Lawyers for the widow of the man who carried out a deadly attack at a Florida nightclub are urging a judge to release her from jail pending trial on charges she supported her husband's terroristic plans.
Noor Salman's attorneys on Wednesday are expected to argue in an Oakland federal court that the widow is not a threat to public safety or at risk of fleeing. Family members have pledged their homes as collateral.
Salman was arrested in November at her mother's home in Rodeo, California, a San Francisco suburb. She is charged with helping her husband plan his attack of the Pulse nightclub, where he killed 49 people and wounded 53 others.
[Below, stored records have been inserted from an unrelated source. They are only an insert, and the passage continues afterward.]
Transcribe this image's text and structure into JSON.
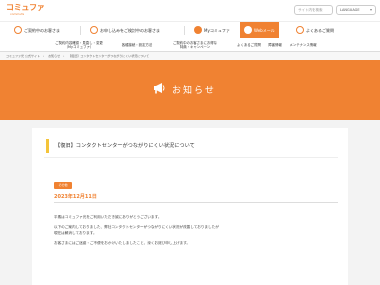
{
  "header": {
    "logo_main": "コミュファ",
    "logo_sub": "commufa",
    "search_placeholder": "サイト内を検索",
    "language": "LANGUAGE"
  },
  "mainnav": {
    "items": [
      {
        "label": "ご契約中のお客さま"
      },
      {
        "label": "お申し込みをご検討中のお客さま"
      },
      {
        "label": "Myコミュファ"
      },
      {
        "label": "Webメール"
      },
      {
        "label": "よくあるご質問"
      }
    ]
  },
  "subnav": {
    "items": [
      {
        "line1": "ご契約内容確認・見直し・変更",
        "line2": "（Myコミュファ）"
      },
      {
        "line1": "各種接続・設定方法",
        "line2": ""
      },
      {
        "line1": "ご契約中のお客さまにお得な",
        "line2": "特典・キャンペーン"
      },
      {
        "line1": "よくあるご質問",
        "line2": ""
      },
      {
        "line1": "障害情報",
        "line2": ""
      },
      {
        "line1": "メンテナンス情報",
        "line2": ""
      }
    ]
  },
  "breadcrumb": {
    "items": [
      "コミュファ光 公式サイト",
      "お知らせ",
      "【復旧】コンタクトセンターがつながりにくい状況について"
    ]
  },
  "hero": {
    "title": "お知らせ",
    "icon": "megaphone-icon"
  },
  "post": {
    "title": "【復旧】コンタクトセンターがつながりにくい状況について",
    "badge": "その他",
    "date": "2023年12月11日",
    "paragraphs": [
      "平素はコミュファ光をご利用いただき誠にありがとうございます。",
      "以下のご案内しておりました、弊社コンタクトセンターがつながりにくい状況が改善しておりましたが",
      "現在は解消しております。",
      "お客さまにはご迷惑・ご不便をおかけいたしましたこと、深くお詫び申し上げます。"
    ]
  },
  "colors": {
    "accent": "#f08232",
    "title_bar": "#f4c43a",
    "content_bg": "#f3f3f3"
  }
}
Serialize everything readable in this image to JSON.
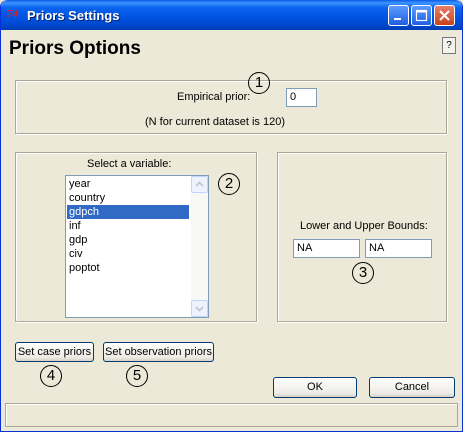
{
  "window": {
    "icon_text": "74",
    "title": "Priors Settings"
  },
  "page": {
    "heading": "Priors Options",
    "help_label": "?"
  },
  "empirical": {
    "label": "Empirical prior:",
    "value": "0",
    "note": "(N for current dataset is 120)"
  },
  "variables": {
    "label": "Select a variable:",
    "items": [
      "year",
      "country",
      "gdpch",
      "inf",
      "gdp",
      "civ",
      "poptot"
    ],
    "selected": "gdpch"
  },
  "bounds": {
    "label": "Lower and Upper Bounds:",
    "lower": "NA",
    "upper": "NA"
  },
  "buttons": {
    "case_priors": "Set case priors",
    "observation_priors": "Set observation priors",
    "ok": "OK",
    "cancel": "Cancel"
  },
  "callouts": [
    "1",
    "2",
    "3",
    "4",
    "5"
  ]
}
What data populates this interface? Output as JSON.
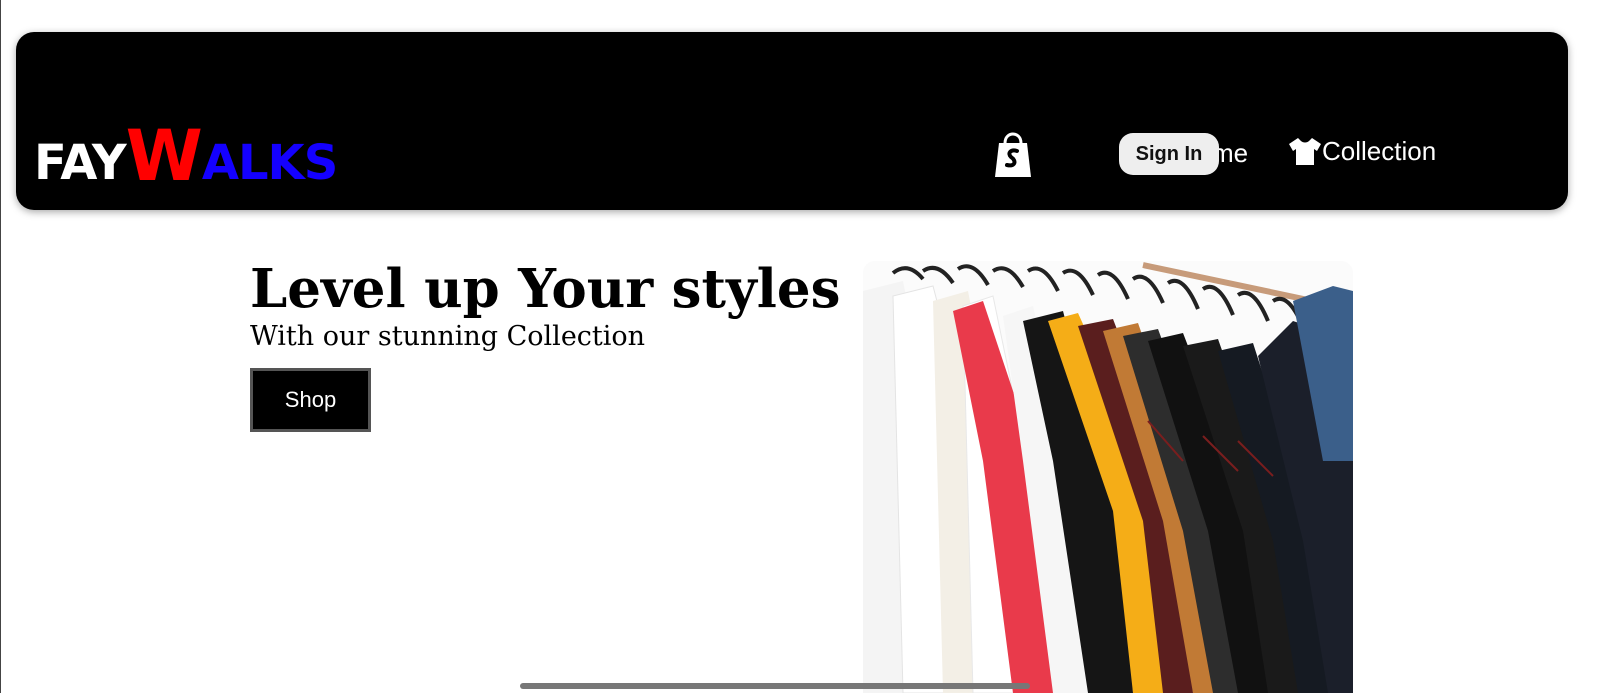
{
  "brand": {
    "part1": "FAY",
    "part2": "W",
    "part3": "ALKS",
    "colors": {
      "part1": "#ffffff",
      "part2": "#ff0000",
      "part3": "#1400ff"
    }
  },
  "nav": {
    "cart_icon": "shopify-bag-icon",
    "signin_label": "Sign In",
    "home_label": "me",
    "collection_icon": "tshirt-icon",
    "collection_label": "Collection"
  },
  "hero": {
    "title": "Level up Your styles",
    "subtitle": "With our stunning Collection",
    "shop_label": "Shop",
    "image_description_icon": "clothes-rack-image"
  },
  "colors": {
    "navbar_bg": "#000000",
    "page_bg": "#ffffff",
    "button_bg": "#000000"
  }
}
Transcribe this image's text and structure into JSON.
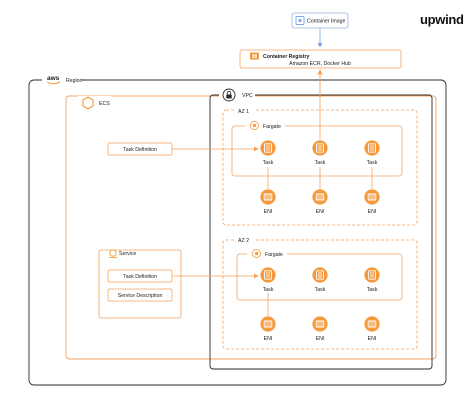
{
  "brand": {
    "name": "upwind"
  },
  "colors": {
    "orange": "#f5a25d",
    "orange_icon": "#f59a3c",
    "blue": "#7aa7e6",
    "dark": "#2b2b2b",
    "gray": "#9a9a9a",
    "chip_border": "#9bb3d8"
  },
  "container_image": {
    "label": "Container Image",
    "icon": "container-image-icon"
  },
  "registry": {
    "title": "Container Registry",
    "subtitle": "Amazon ECR, Docker Hub",
    "icon": "container-registry-icon"
  },
  "aws": {
    "logo_text": "aws",
    "region_label": "Region"
  },
  "ecs": {
    "label": "ECS",
    "icon": "ecs-hexagon-icon"
  },
  "vpc": {
    "label": "VPC",
    "icon": "lock-icon"
  },
  "az1": {
    "label": "AZ 1",
    "fargate_label": "Fargate",
    "tasks": [
      "Task",
      "Task",
      "Task"
    ],
    "enis": [
      "ENI",
      "ENI",
      "ENI"
    ]
  },
  "az2": {
    "label": "AZ 2",
    "fargate_label": "Fargate",
    "tasks": [
      "Task",
      "Task",
      "Task"
    ],
    "enis": [
      "ENI",
      "ENI",
      "ENI"
    ]
  },
  "task_definition_1": "Task Definition",
  "service": {
    "label": "Service",
    "task_definition": "Task Definition",
    "description": "Service Description"
  }
}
Attorney Haitham Amin said prosecutors have yet to turn over to Salman's legal team much of the evidence they have collected to make their case. Amin and court papers filed Tuesday by Salman's lead attorney Charles Swift say it appears Salman is charged with being present when her husband was making plans to attack the nightclub.
In particular, Swift cites media accounts reporting that Salman accompanied Mateen on a "scouting trip'' in a car to the nightclub in the days before the attack and that she was with her husband when he purchased ammunition at a Walmart near their Fort Pierce home.
Swift wrote "the evidence will show that the purported scouting trip occurred while the family was on their way home from babysitting the children of a relative, that Mateen chose to drive into Orlando and to pass by the Pulse Night Club, and that Noor, who did not possess a driver's license at the time, was at most a reluctant passenger who wanted to go home."
Federal authorities arrested Salman in November at her mother's suburban San Francisco home and charged her with aiding Mateen's support of the Islamic State and then lying to FBI agents and police investigating the Orlando, Florida nightclub attack.
Salman has pleaded not guilty and is scheduled to appear in federal court Wednesday in Oakland, California.
Salman and Mateen lived with their 3-year-old son in nearby Fort Pierce, Florida before the attack. Salman and her son moved in with an aunt in Mississippi immediately after the attacks before settling with her mother in her hometown of Rodeo, California, about 25 miles east of San Francisco.
Details of the charges remained under seal Tuesday and the U.S. Attorney's office in San Francisco did not return phone calls from The Associated Press.
Mateen told her he needed the ammo for his job as a security guard when she asked him about buying the ammunition, the court filing said.
"Although Noor may have been present when Mateen was possibly making preparations, mere presence alone is insufficient to establish aiding and abetting,'' Swift wrote.